Our understanding of the link between women managers and firm-level innovation remains incomplete. Building on recent research on gender and leadership styles, we argue that there is a positive association between women managers and firm innovation. We highlight the selection process of women managers as an important underlying mechanism and discuss institutional and environmental contingencies as factors that influence this association. Specifically, we theorize and garner empirical support for the idea that in countries with legislation that promotes legally-mandated gender quotas, underqualified women may be selected for management positions, whereas in countries with voluntary gender quotas (or quotas are entirely absent), women are predominantly selected on the basis of their qualifications. The association between women and innovation is strengthened (weakened) in the latter (former) case. We also argue that this positive relationship is stronger under conditions of environmental complexity, which typically characterize innovation activities. These predictions are supported on the basis of data from the Management, Organization and Innovation (MOI) survey which covers manufacturing firms in twelve countries.
- Gender quotas
- Women managers
ASJC Scopus subject areas
- Business and International Management

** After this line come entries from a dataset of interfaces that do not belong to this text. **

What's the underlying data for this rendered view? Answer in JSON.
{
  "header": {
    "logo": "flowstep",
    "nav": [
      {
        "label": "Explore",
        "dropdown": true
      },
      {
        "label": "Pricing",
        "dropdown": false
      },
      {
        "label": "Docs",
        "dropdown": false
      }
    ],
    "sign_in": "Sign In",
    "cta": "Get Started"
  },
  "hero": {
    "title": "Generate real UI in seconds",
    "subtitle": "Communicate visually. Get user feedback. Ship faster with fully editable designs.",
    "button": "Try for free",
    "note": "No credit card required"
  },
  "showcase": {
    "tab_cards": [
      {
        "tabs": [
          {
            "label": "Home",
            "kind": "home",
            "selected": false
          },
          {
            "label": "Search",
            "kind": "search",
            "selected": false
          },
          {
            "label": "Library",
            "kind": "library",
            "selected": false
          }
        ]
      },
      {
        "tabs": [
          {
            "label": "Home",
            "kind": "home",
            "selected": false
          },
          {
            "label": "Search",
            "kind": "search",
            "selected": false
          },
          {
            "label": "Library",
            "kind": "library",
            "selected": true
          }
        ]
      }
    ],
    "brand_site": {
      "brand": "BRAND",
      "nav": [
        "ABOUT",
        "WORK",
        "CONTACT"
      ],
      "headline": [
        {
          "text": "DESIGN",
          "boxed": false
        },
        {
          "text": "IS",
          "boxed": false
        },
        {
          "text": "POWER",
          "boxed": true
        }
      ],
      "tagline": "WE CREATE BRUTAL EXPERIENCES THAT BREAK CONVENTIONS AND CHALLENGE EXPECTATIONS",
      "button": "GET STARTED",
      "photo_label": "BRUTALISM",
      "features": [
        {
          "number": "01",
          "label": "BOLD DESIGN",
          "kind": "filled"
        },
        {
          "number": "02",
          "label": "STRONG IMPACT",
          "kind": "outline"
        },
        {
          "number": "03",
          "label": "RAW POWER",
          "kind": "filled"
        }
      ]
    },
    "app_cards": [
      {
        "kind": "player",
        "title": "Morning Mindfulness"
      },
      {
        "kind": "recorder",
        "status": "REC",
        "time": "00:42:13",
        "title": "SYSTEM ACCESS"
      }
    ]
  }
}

- Applied Psychology
- Sociology and Political Science
- Organizational Behavior and Human Resource Management